TALLAHASSEE—Ninety-three percent of Florida's employers agreed that entry-level employees who have an understanding of basic economic principles learn on-the-job skills more easily and are more likely to be productive at work. However, only 14 percent of those same employers believed their entry-level employees understood basic financial principles prior to joining their company.

Florida’s Chief Financial Officer Tom Gallagher, commenting on a recent survey issued by the Florida Chamber of Commerce and The Florida Council on Economic Education, said the survey points to the need for economic education to help prepare young adults to enter the workforce.

“With many young people entering the workforce immediately after high school, we need to equip them with the necessary skills to be successful in their jobs, in the community and at home,” said Gallagher. “Financial education can help steer our economic futures – as individuals and as a state – and the road to financial literacy begins in our schools.”  CONTINUED

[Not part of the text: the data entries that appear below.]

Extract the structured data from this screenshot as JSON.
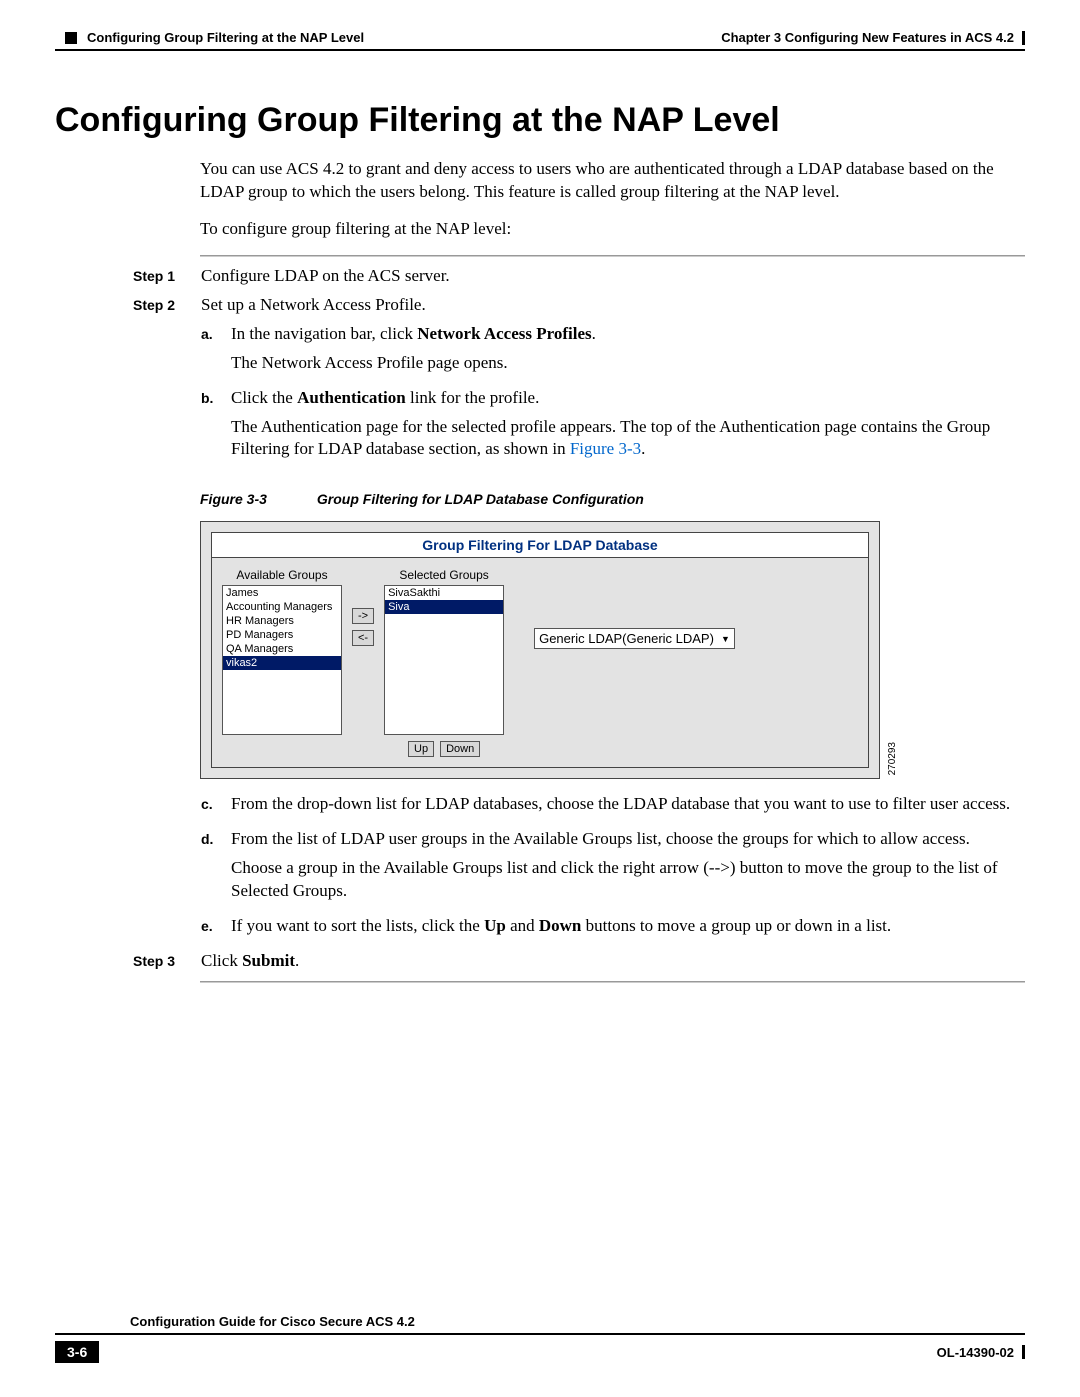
{
  "header": {
    "left_section": "Configuring Group Filtering at the NAP Level",
    "right_chapter": "Chapter 3      Configuring New Features in ACS 4.2"
  },
  "heading": "Configuring Group Filtering at the NAP Level",
  "intro_p1": "You can use ACS 4.2 to grant and deny access to users who are authenticated through a LDAP database based on the LDAP group to which the users belong. This feature is called group filtering at the NAP level.",
  "intro_p2": "To configure group filtering at the NAP level:",
  "steps": {
    "s1": {
      "label": "Step 1",
      "text": "Configure LDAP on the ACS server."
    },
    "s2": {
      "label": "Step 2",
      "text": "Set up a Network Access Profile."
    },
    "s3": {
      "label": "Step 3",
      "pre": "Click ",
      "bold": "Submit",
      "post": "."
    }
  },
  "sub": {
    "a": {
      "label": "a.",
      "l1_pre": "In the navigation bar, click ",
      "l1_bold": "Network Access Profiles",
      "l1_post": ".",
      "l2": "The Network Access Profile page opens."
    },
    "b": {
      "label": "b.",
      "l1_pre": "Click the ",
      "l1_bold": "Authentication",
      "l1_post": " link for the profile.",
      "l2_pre": "The Authentication page for the selected profile appears. The top of the Authentication page contains the Group Filtering for LDAP database section, as shown in ",
      "l2_link": "Figure 3-3",
      "l2_post": "."
    },
    "c": {
      "label": "c.",
      "text": "From the drop-down list for LDAP databases, choose the LDAP database that you want to use to filter user access."
    },
    "d": {
      "label": "d.",
      "l1": "From the list of LDAP user groups in the Available Groups list, choose the groups for which to allow access.",
      "l2": "Choose a group in the Available Groups list and click the right arrow (-->) button to move the group to the list of Selected Groups."
    },
    "e": {
      "label": "e.",
      "pre": "If you want to sort the lists, click the ",
      "b1": "Up",
      "mid": " and ",
      "b2": "Down",
      "post": " buttons to move a group up or down in a list."
    }
  },
  "figure": {
    "num": "Figure 3-3",
    "title": "Group Filtering for LDAP Database Configuration",
    "panel_title": "Group Filtering For LDAP Database",
    "available_label": "Available Groups",
    "selected_label": "Selected Groups",
    "available": [
      "James",
      "Accounting Managers",
      "HR Managers",
      "PD Managers",
      "QA Managers",
      "vikas2"
    ],
    "selected": [
      "SivaSakthi",
      "Siva"
    ],
    "btn_right": "->",
    "btn_left": "<-",
    "btn_up": "Up",
    "btn_down": "Down",
    "ldap_select": "Generic LDAP(Generic LDAP)",
    "image_id": "270293"
  },
  "footer": {
    "guide": "Configuration Guide for Cisco Secure ACS 4.2",
    "page": "3-6",
    "doc": "OL-14390-02"
  }
}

Chief Financial Officer Tom Gallagher is warning that unauthorized entities have moved from selling bogus health and medical malpractice insurance plans to more specialized coverage. In December, a Fort Worth, Texas company was ordered to stop selling unauthorized surety bonds in Florida.

Global Bonding's activities were uncovered in an investigation that was prompted by a complaint from the Florida Department of Transportation (FDOT). In one transaction, Global sold more than $26 million worth of bonds to a Winter Haven construction company. The bonds were then presented to the FDOT to insure a Polk County construction project. CONTINUED